By Jamie McIvor
BBC Scotland local government correspondent

  • Published
Council tax letter
Image caption,
Most Scottish councils are set to increase the council tax for the first time since 2007

Two more Labour-led councils have voted to voluntarily freeze the basic rate of council tax.

North Lanarkshire said it would not pass what it called government cuts on to residents.

Stirling, which also has a Labour leader, said it had voted to freeze council tax "to protect the pockets of Stirling residents".

It takes the number of Labour-led councils to back a freeze to eight. Most councils have opted for 3% rises.

The eight Labour-led councils to confirm voluntary council tax freezes are:

  • South Lanarkshire
  • North Lanarkshire
  • Stirling
  • Renfrewshire
  • Inverclyde
  • Aberdeen
  • West Lothian
  • West Dunbartonshire

All those councils have Labour leaders.

Residents whose homes are in property bands E, F, G or H will still see their bills rise as a result of national changes.

However, the freeze in basic bills will inevitably add to the pressure on these council's finances.

The leader of North Lanarkshire Council, councillor Jim Logue, said: "There has been much speculation about the council's ability to raise council tax by up to 3%.

"However, the Scottish government have already increased substantially the amount people in Bands E to H will pay.

"That means households in Band E will have their bill hiked by 7.5%, rising to 22.5% for Band H households. We are not prepared to put more pressure on struggling families, so there will be no council-imposed increase.

"This is a budget which invests where it is needed most: more money for vulnerable older adults, more money for vulnerable young adults with complex needs and more money to head teachers to determine expenditure directly according to the specific needs of the communities they serve."

'Vital services'

Stirling Council leader Johanna Boyd said: "This budget aims to protect the vital services Stirling Council provides while ensuring that we also protect the pockets of Stirling's residents.
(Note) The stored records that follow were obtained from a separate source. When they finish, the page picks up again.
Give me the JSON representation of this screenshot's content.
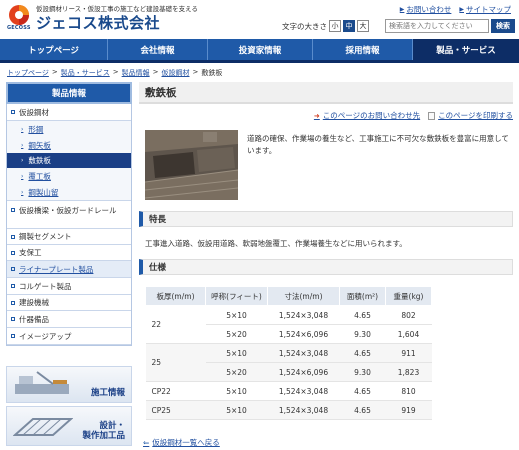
{
  "header": {
    "tagline": "仮設鋼材リース・仮設工事の施工など建設基礎を支える",
    "company": "ジェコス株式会社",
    "logo_text": "GECOSS",
    "links": [
      {
        "label": "お問い合わせ"
      },
      {
        "label": "サイトマップ"
      }
    ],
    "font_size_label": "文字の大きさ",
    "font_size_options": [
      "小",
      "中",
      "大"
    ],
    "font_size_selected": "中",
    "search_placeholder": "検索語を入力してください",
    "search_button": "検索"
  },
  "gnav": [
    "トップページ",
    "会社情報",
    "投資家情報",
    "採用情報",
    "製品・サービス"
  ],
  "gnav_active": "製品・サービス",
  "breadcrumb": [
    {
      "label": "トップページ",
      "link": true
    },
    {
      "label": "製品・サービス",
      "link": true
    },
    {
      "label": "製品情報",
      "link": true
    },
    {
      "label": "仮設鋼材",
      "link": true
    },
    {
      "label": "敷鉄板",
      "link": false
    }
  ],
  "sidebar": {
    "title": "製品情報",
    "items": [
      {
        "label": "仮設鋼材",
        "level": 0
      },
      {
        "label": "形鋼",
        "level": 1
      },
      {
        "label": "鋼矢板",
        "level": 1
      },
      {
        "label": "敷鉄板",
        "level": 1,
        "active": true
      },
      {
        "label": "覆工板",
        "level": 1
      },
      {
        "label": "鋼製山留",
        "level": 1
      },
      {
        "label": "仮設橋梁・仮設ガードレール",
        "level": 0
      },
      {
        "label": "鋼製セグメント",
        "level": 0
      },
      {
        "label": "支保工",
        "level": 0
      },
      {
        "label": "ライナープレート製品",
        "level": 0,
        "highlight": true
      },
      {
        "label": "コルゲート製品",
        "level": 0
      },
      {
        "label": "建設機械",
        "level": 0
      },
      {
        "label": "什器備品",
        "level": 0
      },
      {
        "label": "イメージアップ",
        "level": 0
      }
    ],
    "banners": [
      {
        "label": "施工情報"
      },
      {
        "label": "設計・\n製作加工品"
      }
    ]
  },
  "main": {
    "title": "敷鉄板",
    "contact_link": "このページのお問い合わせ先",
    "print_link": "このページを印刷する",
    "intro": "道路の確保、作業場の養生など、工事施工に不可欠な敷鉄板を豊富に用意しています。",
    "feature_heading": "特長",
    "feature_text": "工事進入道路、仮設用道路、軟弱地盤覆工、作業場養生などに用いられます。",
    "spec_heading": "仕様",
    "spec_table": {
      "headers": [
        "板厚(m/m)",
        "呼称(フィート)",
        "寸法(m/m)",
        "面積(m²)",
        "重量(kg)"
      ],
      "groups": [
        {
          "thickness": "22",
          "rows": [
            [
              "5×10",
              "1,524×3,048",
              "4.65",
              "802"
            ],
            [
              "5×20",
              "1,524×6,096",
              "9.30",
              "1,604"
            ]
          ]
        },
        {
          "thickness": "25",
          "rows": [
            [
              "5×10",
              "1,524×3,048",
              "4.65",
              "911"
            ],
            [
              "5×20",
              "1,524×6,096",
              "9.30",
              "1,823"
            ]
          ]
        },
        {
          "thickness": "CP22",
          "rows": [
            [
              "5×10",
              "1,524×3,048",
              "4.65",
              "810"
            ]
          ]
        },
        {
          "thickness": "CP25",
          "rows": [
            [
              "5×10",
              "1,524×3,048",
              "4.65",
              "919"
            ]
          ]
        }
      ]
    },
    "back_link": "仮設鋼材一覧へ戻る"
  },
  "colors": {
    "brand_blue": "#1f5aa8",
    "dark_blue": "#0d2d66",
    "accent_red": "#d23b1e"
  }
}
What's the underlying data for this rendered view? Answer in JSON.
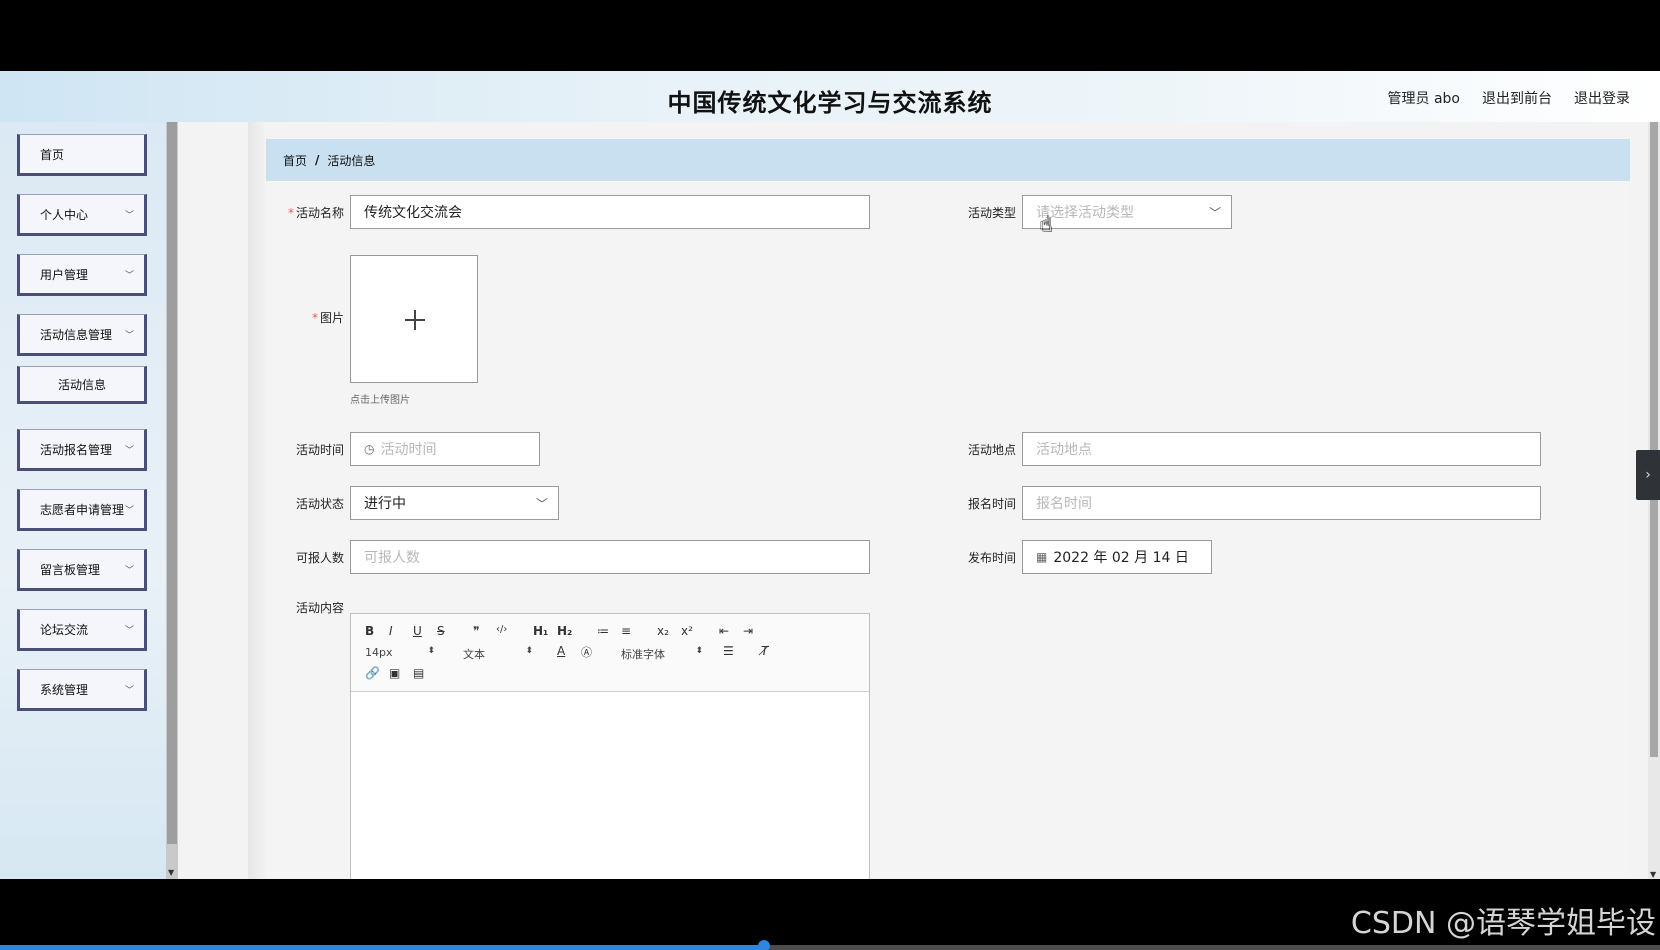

"We are dedicated to improving Stirling's urban and rural infrastructure and our commitment to fund various capital projects over the coming year will mean that various areas will benefit.

"Our City Region Deal will also provide a huge boost to both the local and national economy, and over the next 12 months funding will be provided for projects to support this."

Three other councils, East Dunbartonshire, East Ayrshire and Argyll and Bute, on Thursday agreed to 3% increases in the basic rate of council tax. Three more, Dumfries and Galloway, North Ayrshire and South Ayrshire, have still to set their rate.

Critics may say a council tax rise would at least help to reduce the pressure on finances and help mitigate any cuts in services or savings targets.

Supporters of the Scottish government would argue a council which freezes council tax may find it hard to argue convincingly that it gets too little government cash.